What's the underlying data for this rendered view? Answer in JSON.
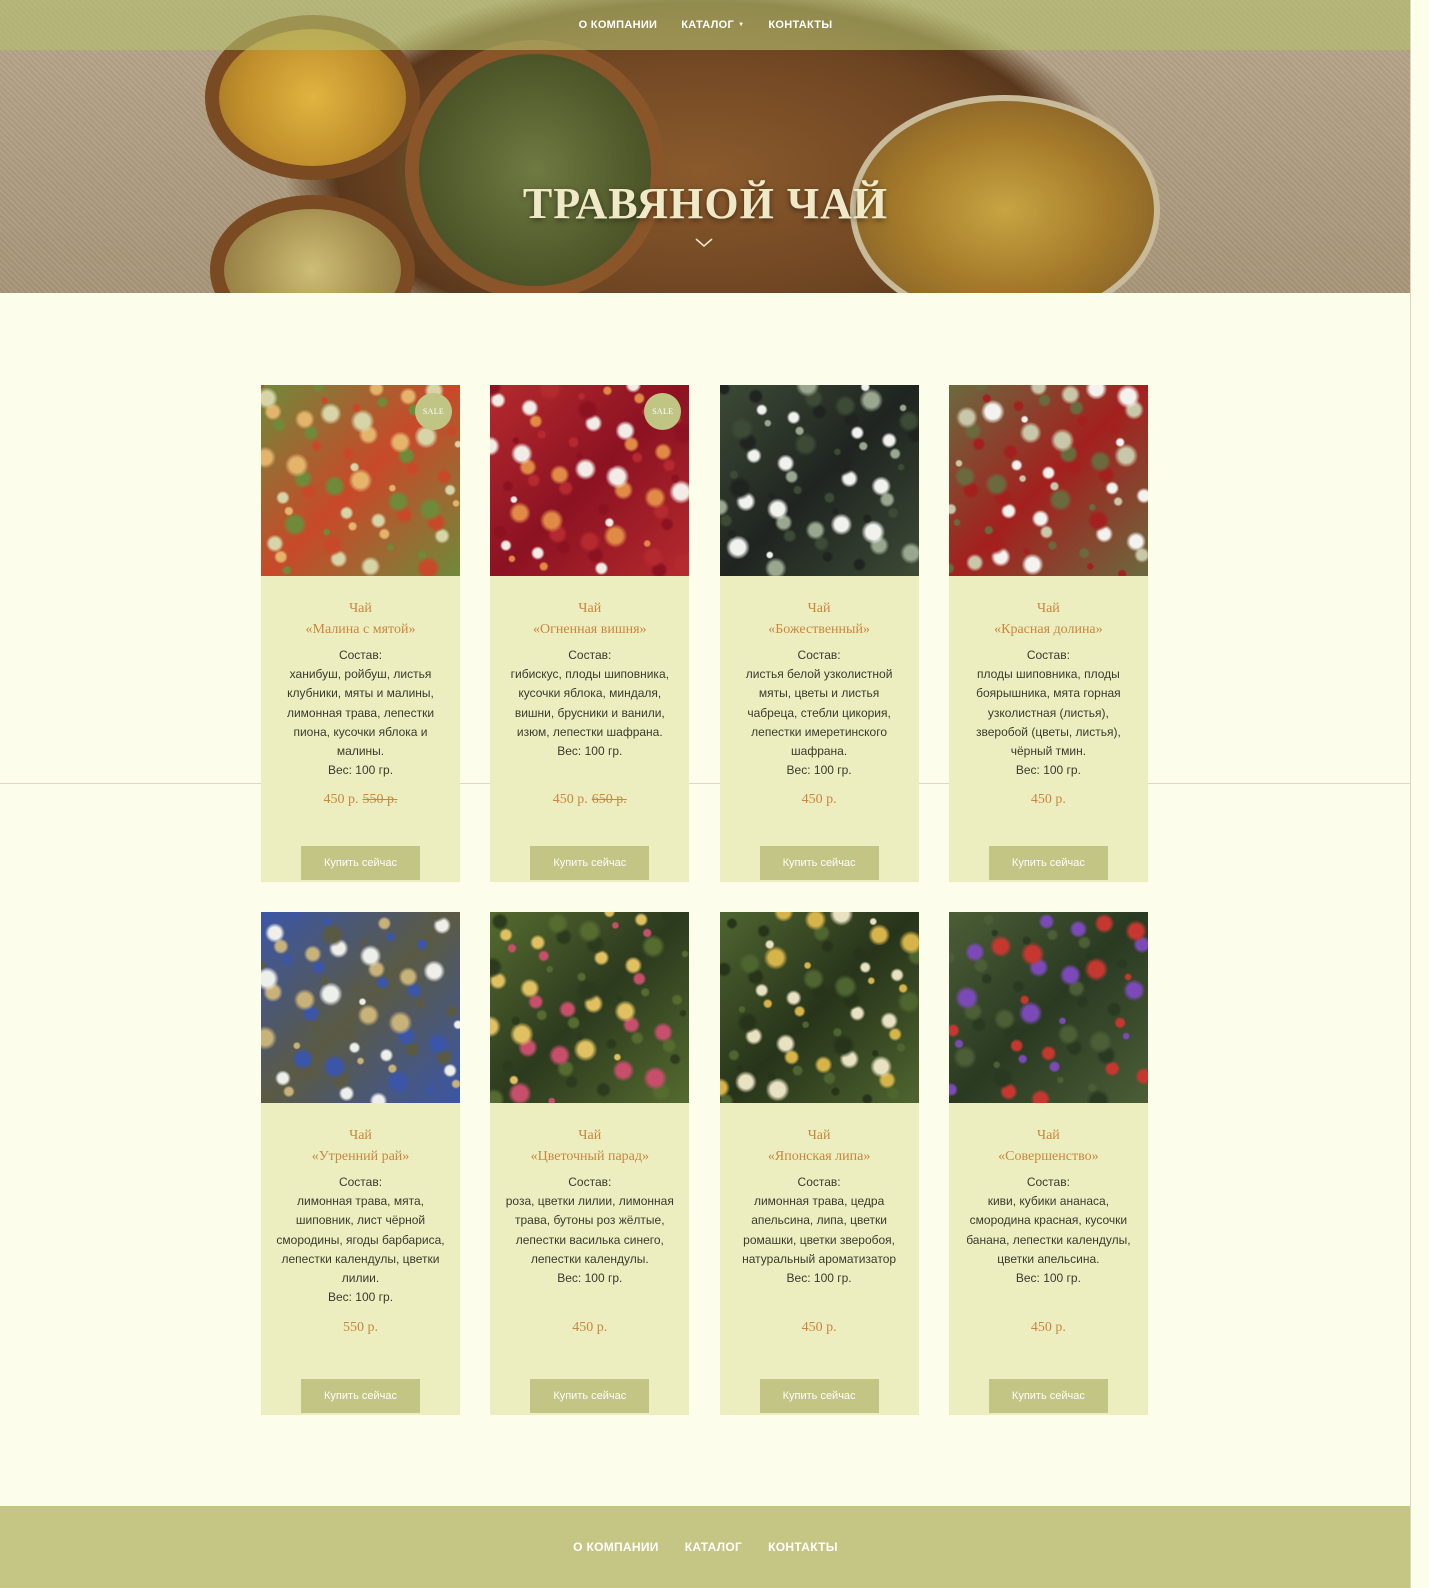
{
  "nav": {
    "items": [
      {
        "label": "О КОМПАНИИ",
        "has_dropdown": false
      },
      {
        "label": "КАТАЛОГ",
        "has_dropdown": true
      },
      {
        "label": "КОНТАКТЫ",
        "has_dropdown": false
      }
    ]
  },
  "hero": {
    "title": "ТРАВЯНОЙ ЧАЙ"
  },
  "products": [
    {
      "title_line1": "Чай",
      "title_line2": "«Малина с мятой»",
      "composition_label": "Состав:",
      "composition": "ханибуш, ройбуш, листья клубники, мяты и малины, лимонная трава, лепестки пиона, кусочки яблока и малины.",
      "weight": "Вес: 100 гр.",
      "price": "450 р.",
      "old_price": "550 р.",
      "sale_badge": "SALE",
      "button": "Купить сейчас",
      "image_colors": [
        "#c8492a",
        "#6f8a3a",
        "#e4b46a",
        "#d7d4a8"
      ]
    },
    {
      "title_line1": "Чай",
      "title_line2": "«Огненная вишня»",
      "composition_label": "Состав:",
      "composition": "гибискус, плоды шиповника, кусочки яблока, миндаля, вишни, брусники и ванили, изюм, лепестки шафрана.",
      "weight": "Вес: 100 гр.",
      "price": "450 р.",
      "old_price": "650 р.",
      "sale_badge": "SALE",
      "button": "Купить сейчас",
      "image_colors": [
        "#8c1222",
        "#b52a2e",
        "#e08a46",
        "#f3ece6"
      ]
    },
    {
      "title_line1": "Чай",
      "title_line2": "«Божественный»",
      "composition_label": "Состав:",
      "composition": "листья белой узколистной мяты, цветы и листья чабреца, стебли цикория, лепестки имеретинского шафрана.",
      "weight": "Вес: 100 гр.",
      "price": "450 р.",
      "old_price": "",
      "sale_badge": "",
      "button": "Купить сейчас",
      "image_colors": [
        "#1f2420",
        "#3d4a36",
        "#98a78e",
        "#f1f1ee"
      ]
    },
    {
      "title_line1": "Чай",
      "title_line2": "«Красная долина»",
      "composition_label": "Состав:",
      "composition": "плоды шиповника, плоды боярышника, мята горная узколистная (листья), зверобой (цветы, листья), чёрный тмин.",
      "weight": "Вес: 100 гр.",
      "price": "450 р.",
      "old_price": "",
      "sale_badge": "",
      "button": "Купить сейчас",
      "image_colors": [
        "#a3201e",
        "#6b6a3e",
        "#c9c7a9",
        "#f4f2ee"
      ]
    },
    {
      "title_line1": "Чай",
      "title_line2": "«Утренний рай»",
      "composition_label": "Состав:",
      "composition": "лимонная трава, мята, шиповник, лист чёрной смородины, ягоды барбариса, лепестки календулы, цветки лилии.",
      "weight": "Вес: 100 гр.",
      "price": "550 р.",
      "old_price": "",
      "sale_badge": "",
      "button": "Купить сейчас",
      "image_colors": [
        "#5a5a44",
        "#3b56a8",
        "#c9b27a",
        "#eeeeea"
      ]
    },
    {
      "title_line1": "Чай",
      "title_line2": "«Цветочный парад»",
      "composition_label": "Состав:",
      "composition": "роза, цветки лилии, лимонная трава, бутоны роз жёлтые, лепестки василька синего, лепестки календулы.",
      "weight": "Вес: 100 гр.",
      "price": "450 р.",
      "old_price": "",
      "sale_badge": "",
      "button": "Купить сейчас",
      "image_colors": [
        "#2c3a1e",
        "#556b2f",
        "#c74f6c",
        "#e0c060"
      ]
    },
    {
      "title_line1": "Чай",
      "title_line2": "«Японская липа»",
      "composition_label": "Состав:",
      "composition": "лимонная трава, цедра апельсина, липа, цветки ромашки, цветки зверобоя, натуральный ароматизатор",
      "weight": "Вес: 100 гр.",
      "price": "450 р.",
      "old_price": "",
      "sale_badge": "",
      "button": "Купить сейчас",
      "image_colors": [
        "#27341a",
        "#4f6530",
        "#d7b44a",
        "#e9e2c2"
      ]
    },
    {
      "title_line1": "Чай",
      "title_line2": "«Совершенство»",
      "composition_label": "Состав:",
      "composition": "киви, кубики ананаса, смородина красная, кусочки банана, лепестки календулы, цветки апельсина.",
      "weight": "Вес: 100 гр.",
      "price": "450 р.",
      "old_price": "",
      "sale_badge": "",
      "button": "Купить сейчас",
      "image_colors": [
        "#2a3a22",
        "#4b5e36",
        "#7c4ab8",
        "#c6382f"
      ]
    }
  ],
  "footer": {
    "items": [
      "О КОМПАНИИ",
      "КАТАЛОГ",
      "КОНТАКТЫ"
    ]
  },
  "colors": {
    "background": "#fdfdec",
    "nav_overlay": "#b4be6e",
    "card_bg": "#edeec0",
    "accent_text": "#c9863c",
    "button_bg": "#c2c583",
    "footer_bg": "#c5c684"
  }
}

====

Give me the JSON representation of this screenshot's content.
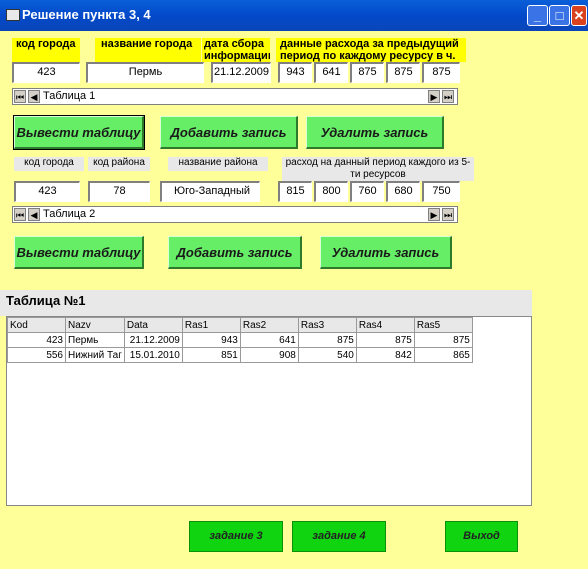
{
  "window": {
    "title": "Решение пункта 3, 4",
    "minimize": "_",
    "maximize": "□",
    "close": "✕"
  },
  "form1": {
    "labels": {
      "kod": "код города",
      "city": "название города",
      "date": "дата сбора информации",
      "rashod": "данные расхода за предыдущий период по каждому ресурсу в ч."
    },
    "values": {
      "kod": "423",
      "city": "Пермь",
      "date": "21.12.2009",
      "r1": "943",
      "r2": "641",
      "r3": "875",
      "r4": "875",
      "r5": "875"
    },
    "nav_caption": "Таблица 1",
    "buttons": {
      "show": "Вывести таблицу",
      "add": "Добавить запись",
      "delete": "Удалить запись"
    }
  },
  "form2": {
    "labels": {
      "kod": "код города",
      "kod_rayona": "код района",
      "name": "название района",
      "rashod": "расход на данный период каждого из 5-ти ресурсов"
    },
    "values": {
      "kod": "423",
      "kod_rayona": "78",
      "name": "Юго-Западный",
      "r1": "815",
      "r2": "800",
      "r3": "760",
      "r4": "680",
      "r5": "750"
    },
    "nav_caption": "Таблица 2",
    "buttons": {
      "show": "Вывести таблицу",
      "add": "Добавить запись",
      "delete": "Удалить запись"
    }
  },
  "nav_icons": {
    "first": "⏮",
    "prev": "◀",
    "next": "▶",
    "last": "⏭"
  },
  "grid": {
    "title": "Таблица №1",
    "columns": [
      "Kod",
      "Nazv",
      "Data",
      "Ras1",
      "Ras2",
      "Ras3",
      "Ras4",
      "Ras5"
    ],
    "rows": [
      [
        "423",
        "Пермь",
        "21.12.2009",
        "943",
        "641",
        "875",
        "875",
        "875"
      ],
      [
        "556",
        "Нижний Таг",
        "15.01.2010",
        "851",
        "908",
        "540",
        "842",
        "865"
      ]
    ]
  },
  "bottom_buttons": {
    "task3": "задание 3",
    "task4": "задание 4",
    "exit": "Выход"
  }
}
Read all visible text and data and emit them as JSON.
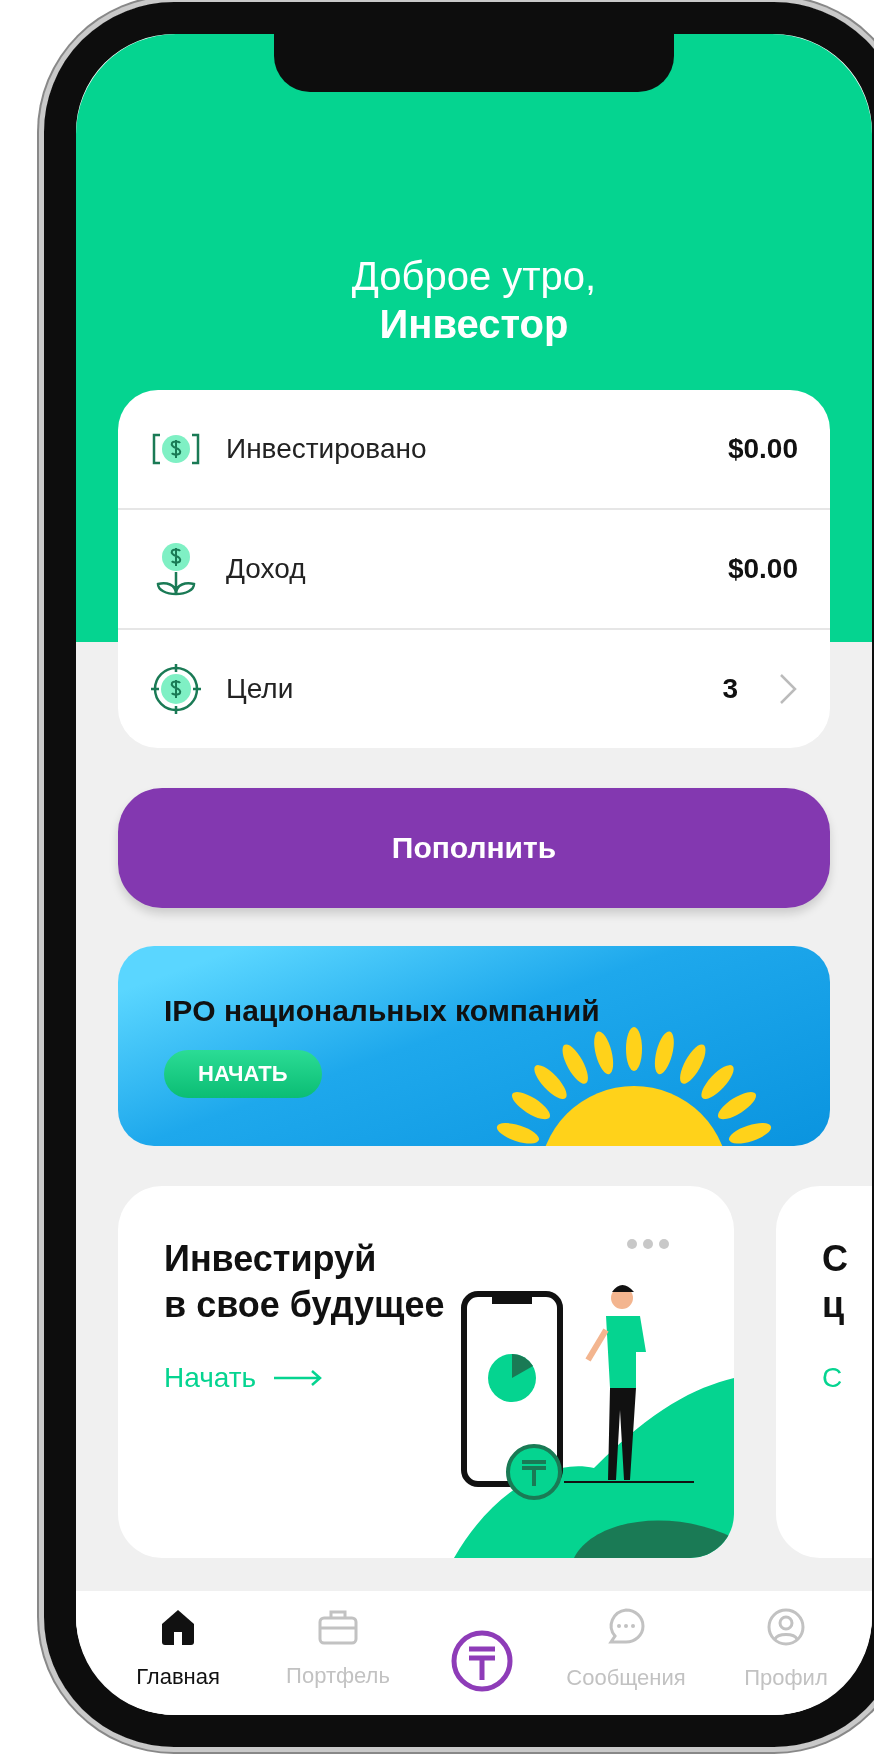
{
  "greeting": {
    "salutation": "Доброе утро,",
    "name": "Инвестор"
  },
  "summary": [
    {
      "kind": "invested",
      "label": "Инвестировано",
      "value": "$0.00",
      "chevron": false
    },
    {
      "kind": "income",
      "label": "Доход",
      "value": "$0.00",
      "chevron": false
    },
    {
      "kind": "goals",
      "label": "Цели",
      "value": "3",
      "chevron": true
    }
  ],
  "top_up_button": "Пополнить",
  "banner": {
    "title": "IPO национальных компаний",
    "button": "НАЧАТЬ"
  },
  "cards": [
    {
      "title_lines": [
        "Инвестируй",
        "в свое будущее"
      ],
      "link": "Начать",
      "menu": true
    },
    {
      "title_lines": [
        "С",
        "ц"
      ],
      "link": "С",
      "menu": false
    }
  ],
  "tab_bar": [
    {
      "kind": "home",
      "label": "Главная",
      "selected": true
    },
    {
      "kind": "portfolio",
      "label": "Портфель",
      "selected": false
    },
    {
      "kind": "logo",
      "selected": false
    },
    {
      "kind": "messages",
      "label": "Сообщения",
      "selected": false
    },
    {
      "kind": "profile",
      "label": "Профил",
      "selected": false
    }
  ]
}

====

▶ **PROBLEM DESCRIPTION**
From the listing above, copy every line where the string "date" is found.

▶ **YOUR RESPONSE**
      "date": "дата сбора информации",
      "date": "21.12.2009",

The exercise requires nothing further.